Death Cab for Cutie 'Codes and Keys': Track-By-Track Review
Death Cab for Cutie 'Codes and Keys': Track-By-Track Review

Seven albums in and nearly 15 years later, indie rock stalwarts Death Cab For Cutie are getting a little weird -- and doing it right. On "Codes and Keys," out today (May 31, Atlantic), listeners get a clear sense of where its members currently find themselves: in adulthood. And apparently it's been a long, laborious haul to get there.

Early reports suggested the album was not a guitar-based album -- a shift from 2008's singularly rock-focused "Narrow Stars." While "Codes and Keys" is less of a "they're trading in their guitars for synthesizers" moment than some might expect, the album's subtle experimentation makes all the difference, infusing darkness without maudlin emo-ness into one of Death Cab's best. And in consideration of Ben Gibbard's electronic Postal Service project, we have to wonder -- why didn't this synth love happen sooner?

Which tracks on "Codes and Keys" shine? Here's our Twitter-length track-by-track review of each song.

You be the judge: What do you think of Death Cab For Cutie's "Codes and Keys"? Tweet us your own review at @billboarddotcom (using hashtag #bbdeathcab). The best tweets will be posted on Billboard.com in the coming days.

1. "Home Is A Fire" - Immediately struck by slight-yet-manic percussive beat pushing song forward. Someone's uneasy - and has been listening to Radiohead to cope.

2. "Codes and Keys" - When bassist Nick Harmer told me DCFC was considering bringing a strings section on tour, I didn't get it. Now I do, thanks to this anthem.

3. "Some Boys" - DCFC has gone eerie many times before but rarely so poignantly. Ben Gibbard's feminist moment, and undoubtedly the album's standout track.

4. "Doors Unlocked and Open" - One of several songs on the album referencing California, a new life, isolation. Was it dreamt up while sitting in stand-still L.A. traffic?

5. "You Are a Tourist" - "If you feel just like a tourist in the city you were born then it's time to go" - line ripe for adoration by those fleeing home for 1st time.

6. "Unobstructed Views" - DCFC has become fond of the long lead-in. As in, 1st half of song. Not exactly "I Will Possess Your Heart" pt. 2, but a spacey, ambient jam.
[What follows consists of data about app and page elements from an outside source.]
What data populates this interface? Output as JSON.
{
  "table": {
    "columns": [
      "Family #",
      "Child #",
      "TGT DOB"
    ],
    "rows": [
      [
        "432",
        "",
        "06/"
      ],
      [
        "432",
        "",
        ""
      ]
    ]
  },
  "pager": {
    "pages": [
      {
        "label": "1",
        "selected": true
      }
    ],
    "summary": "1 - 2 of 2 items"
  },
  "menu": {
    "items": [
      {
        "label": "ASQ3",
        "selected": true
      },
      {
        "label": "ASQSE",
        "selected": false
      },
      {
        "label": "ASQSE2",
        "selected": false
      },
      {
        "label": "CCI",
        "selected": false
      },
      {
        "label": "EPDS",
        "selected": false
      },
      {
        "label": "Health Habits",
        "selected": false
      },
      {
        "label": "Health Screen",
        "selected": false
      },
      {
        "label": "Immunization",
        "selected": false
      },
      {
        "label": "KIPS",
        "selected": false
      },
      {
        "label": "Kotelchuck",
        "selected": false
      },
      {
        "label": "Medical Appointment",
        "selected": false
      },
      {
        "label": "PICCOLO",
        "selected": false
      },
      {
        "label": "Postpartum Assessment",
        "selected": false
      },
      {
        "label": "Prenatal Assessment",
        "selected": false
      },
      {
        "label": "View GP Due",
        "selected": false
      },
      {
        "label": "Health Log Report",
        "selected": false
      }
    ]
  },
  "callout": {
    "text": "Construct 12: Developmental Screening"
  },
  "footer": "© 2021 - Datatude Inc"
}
7. "Monday Morning" - "She may be young but she only likes old things" - hard to imagine Ben's singing about anyone but wife Zooey Deschanel. A return to upbeat melancholy.

8. "Portable Television" - As soon as the start-stop piano kicks in, I think Scott Joplin. Makes little sense, but there's an old-timey vibe making this one different.

9. "Underneath the Sycamore" - Between the cheery sentimentalism & friendly riffs, this is as stereotypically 'Death Cab' as this album gets. Electro touches = potential single?

10. "St. Peter's Cathedral" - Just a voice & a synth to kick it off. Like the Postal Service, 'cept no dancing allowed. By the time it ends, it's swelled to something epic.

11. "Stay Young Go Dancing" - For a song called "Stay Young Go Dancing," this is awfully acoustic, but it would make one helluva waltz. Reminds me of Canadian band Stars.